There have been debates for years among Florida lawmakers on how to develop alternative energies. Several methods have been discussed including coal, nuclear, solar, wind, off shore drilling, and more. This year, Adam Putnam, the agricultural commissioner, will make another attempt in forwarding this endeavor.

Historically, there have been several unsuccessful attempts at creating new alternative energy. Commissions having been created, initiatives have been funded, and there have been tax initiatives. However, leadership changed hands here and there, and nothing ever happened.

Under Putnam, Florida agriculture hopes to successfully enter the ethanol industry which has huge potential for the near future. Two major industries in Florida hope to become involved: sugar and timber. There is a federal limit on the amount of ethanol that can be produced from corn, so now the focus will be on other ethanol producing agricultural products. By 2022, federal standards will require that much higher levels of biofuels be integrated into gasoline, and there will be a greater need for ethanol fuels.

Putnam noted that because of lower paper prices and less construction, the timber industry is seeing smaller returns and is therefore willing to enter new markets and hopefully increase profits.

The sugar industry can alter the technology used in harvesting to extract ethanol from cane, sorghum, and switchgrass, which can all be grown in sandy soils. This will barely affect the cash crops grown in the richer soils.

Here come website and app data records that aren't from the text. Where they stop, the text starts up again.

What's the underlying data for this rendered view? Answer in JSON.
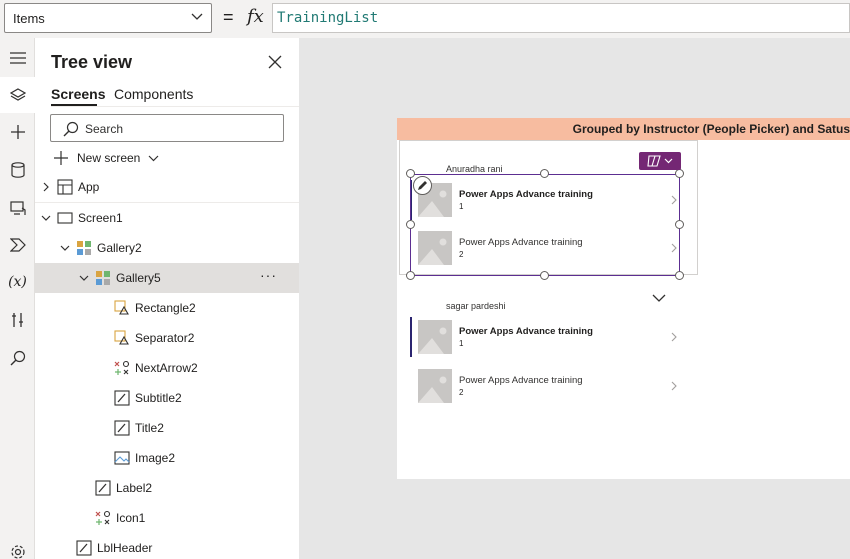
{
  "formula_bar": {
    "property": "Items",
    "equals": "=",
    "fx": "fx",
    "formula": "TrainingList"
  },
  "tree_view": {
    "title": "Tree view",
    "tabs": [
      "Screens",
      "Components"
    ],
    "search_placeholder": "Search",
    "new_screen_label": "New screen",
    "nodes": [
      {
        "label": "App"
      },
      {
        "label": "Screen1"
      },
      {
        "label": "Gallery2"
      },
      {
        "label": "Gallery5",
        "more": "···"
      },
      {
        "label": "Rectangle2"
      },
      {
        "label": "Separator2"
      },
      {
        "label": "NextArrow2"
      },
      {
        "label": "Subtitle2"
      },
      {
        "label": "Title2"
      },
      {
        "label": "Image2"
      },
      {
        "label": "Label2"
      },
      {
        "label": "Icon1"
      },
      {
        "label": "LblHeader"
      }
    ]
  },
  "canvas": {
    "header": "Grouped by Instructor (People Picker) and Satus",
    "groups": [
      {
        "instructor": "Anuradha rani",
        "items": [
          {
            "title": "Power Apps Advance training",
            "subtitle": "1"
          },
          {
            "title": "Power Apps Advance training",
            "subtitle": "2"
          }
        ]
      },
      {
        "instructor": "sagar pardeshi",
        "items": [
          {
            "title": "Power Apps Advance training",
            "subtitle": "1"
          },
          {
            "title": "Power Apps Advance training",
            "subtitle": "2"
          }
        ]
      }
    ]
  },
  "colors": {
    "header_bg": "#f7bca0",
    "selection": "#5c2e91",
    "copilot": "#742774",
    "formula_text": "#217a74"
  },
  "icons": {
    "rail": [
      "hamburger-icon",
      "layers-icon",
      "plus-icon",
      "database-icon",
      "media-icon",
      "power-automate-icon",
      "variables-icon",
      "tools-icon",
      "search-icon",
      "settings-icon"
    ]
  }
}
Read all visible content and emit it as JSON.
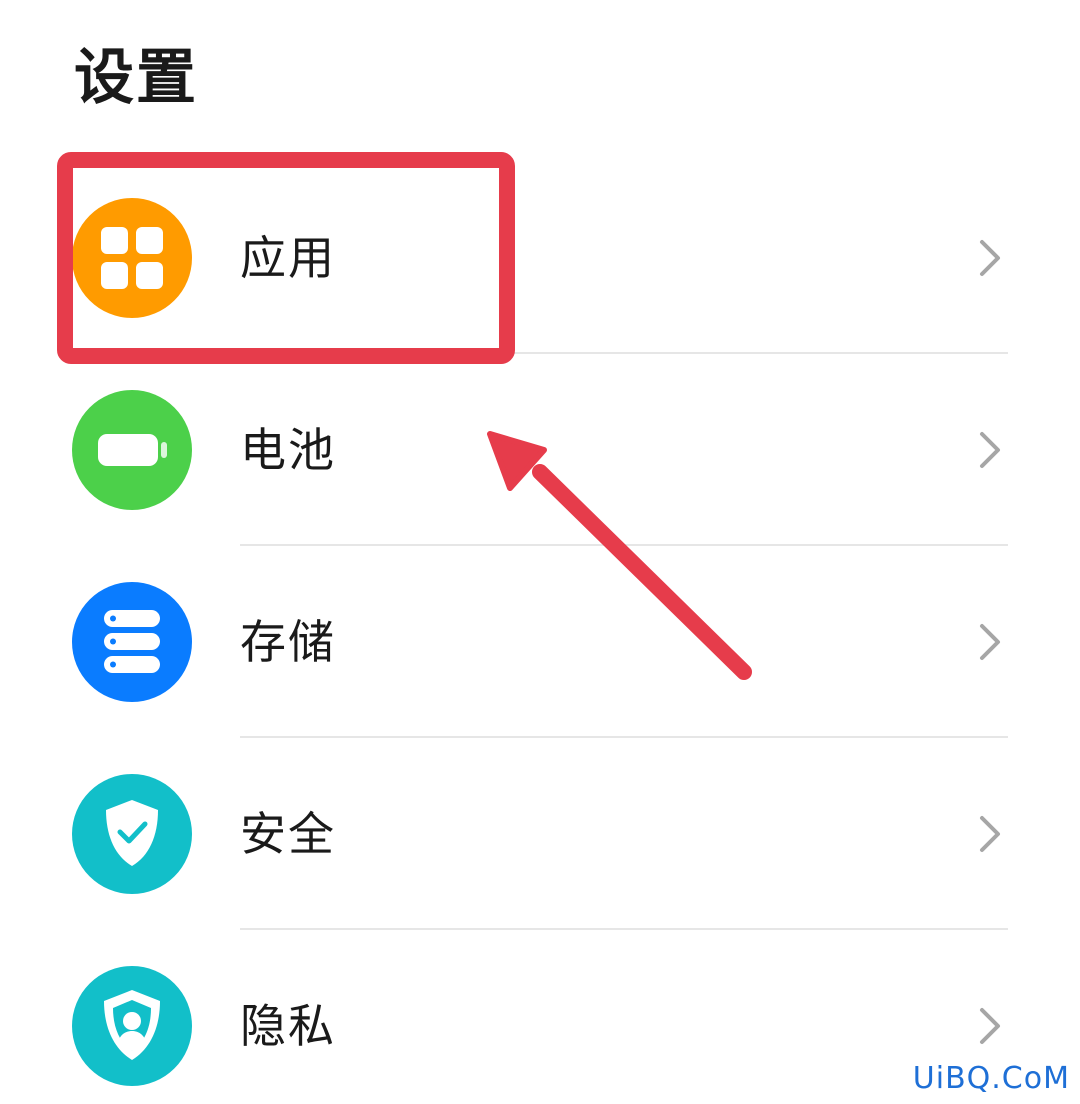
{
  "header": {
    "title": "设置"
  },
  "items": [
    {
      "label": "应用",
      "icon": "apps-grid-icon",
      "color": "#FF9B00"
    },
    {
      "label": "电池",
      "icon": "battery-icon",
      "color": "#4CD04A"
    },
    {
      "label": "存储",
      "icon": "storage-icon",
      "color": "#0A7CFF"
    },
    {
      "label": "安全",
      "icon": "shield-check-icon",
      "color": "#12BFC9"
    },
    {
      "label": "隐私",
      "icon": "privacy-shield-icon",
      "color": "#12BFC9"
    }
  ],
  "annotation": {
    "color": "#E63C4B"
  },
  "watermark": {
    "text": "UiBQ.CoM",
    "color": "#1E6FD6"
  }
}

Recently, an analysis from the University of Florida enforced the plausibility of the sugar industry in South Florida being successful in the biofuel industry.

In hopes of making all this happen, Putnam is trying to reinstate tax exemptions and investment and production tax credits that expired four years ago. He also stresses additional funds directed toward cellulosic ethanol research related to the timber industry.